Basketball fans around the world exploded when we all found out Anthony Davis was heading to the Los Angeles Lakers. After months of trying to force his way to the purple and gold, Davis and his agent Rich Paul were able to go to the destination they wanted all along. By the time the 2019-20 NBA season starts, Davis will have long since waved bye-bye to New Orleans and set up shop in Los Angeles.
However, there is growing worry within the organization that the deal may affect how the Lakers approach the rest of the NBA free agency period. We will go over the trade and how the Lakers front office may have screwed it up in the long run.
Details of the trade
In landing Anthony Davis, the Lakers shipped out Lonzo Ball (a former No. 2 pick), Brandon Ingram (also a former No. 2 pick), Josh Hart, and three first-round picks.
The picks included the No. 4 pick in the 2019 NBA Draft, which New Orleans traded to Atlanta for more picks, a top-8 protected pick in 2021 that becomes unprotected in 2022, the right to swap first round picks in 2023, and an unprotected 2024 first round pick that can be deferred until 2025.
New Orleans essentially holds the Lakers draft stock for the next half a decade.
How could the Lakers mess it up?
Now we will go into how the Lakers can screw this deal up. The trade can become official on July 6 when the free agency moratorium ends. However, due to salary cap management and the rules of the collective bargaining agreement, a trade that soon would count toward the Lakers’ salary cap, meaning they wouldn’t have an opportunity to sign other big-time free agents.
The Pelicans traded the No. 4 pick to the Hawks, but since the Lakers still owned the pick, they had to choose the player the Hawks wanted (Virginia’s De’Andre Hunter). The other option was picking for themselves, risk angering the Pelicans and Hawks, and having New Orleans cancel the deal altogether.
If the deal is pushed back until July 30, the Lakers can sign Hunter and trade him and his salary to the Hawks, which would clear his salary from their books. Los Angeles can then use the extra money to sign another superstar, allowing them to go over the salary cap to sign Davis to an extension. It’s a very delicate balance for the Lakers, and if they don’t handle it properly, it could sabotage their season.
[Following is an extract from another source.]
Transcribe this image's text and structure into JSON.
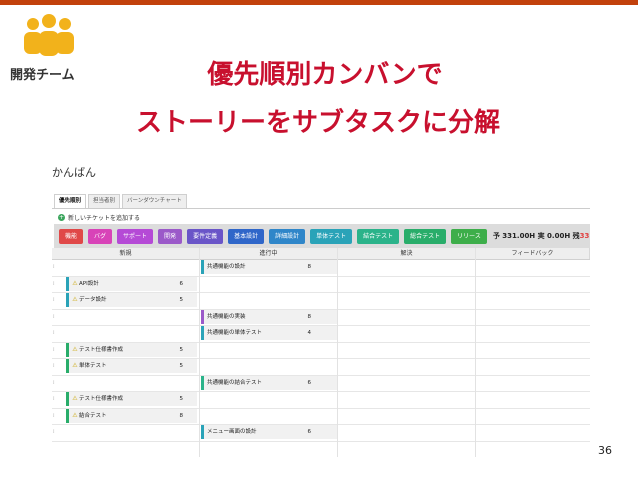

Oh, and it doesn’t help matters that Lakers’ general manager Rob Pelinka is essentially learning how to handle the salary cap on the fly.
Who else can they sign?
If the Lakers do get their wish and postpone the Anthony Davis trade until July 30, who else could they sign?
The leading candidates at the start of free agency figure to be Klay Thompson and Kevin Durant. Durant was rumored to go to the Knicks, but his decision will be up in the air after his Achilles tendon tear in the NBA Finals.
Thompson went down with a torn ACL in the Warriors’ Game 6 loss in the NBA Finals, while there are rumors that Jimmy Butler will sign a max deal to stay in Philadelphia.
Kemba Walker is the next big prospect, as shipping out Lonzo Ball leaves a giant hole at the point guard position for the Lakers. Walker had his best season to date in Charlotte, being named an All-Star starter in 2019.
The big issue will be money, meaning Walker could be looking at an $80 million loss if he doesn’t sign a supermax deal to stay in Charlotte. We think he should leave based on the mediocrity of the franchise. It will be hard for him to pass up that amount of money, but if he wants to play for a potential championship caliber team finding a new team will be his best bet.
When will the trade go down?
Basketball can’t wait to see where Durant, Thompson, Walker, Butler, Kyrie Irving, and Kawhi Leonard end up in free agency. We’re all curious as to which players will be wildly overpaid on their upcoming deals, too. But one of the most compelling storylines of the offseason is how the trade for Anthony Davis shakes out. The Lakers, Davis, and LeBron James are big-time winners in the deal, but there are so many variables. Watching how it unfolds, whether it’s July 6 or July 30, will be fascinating.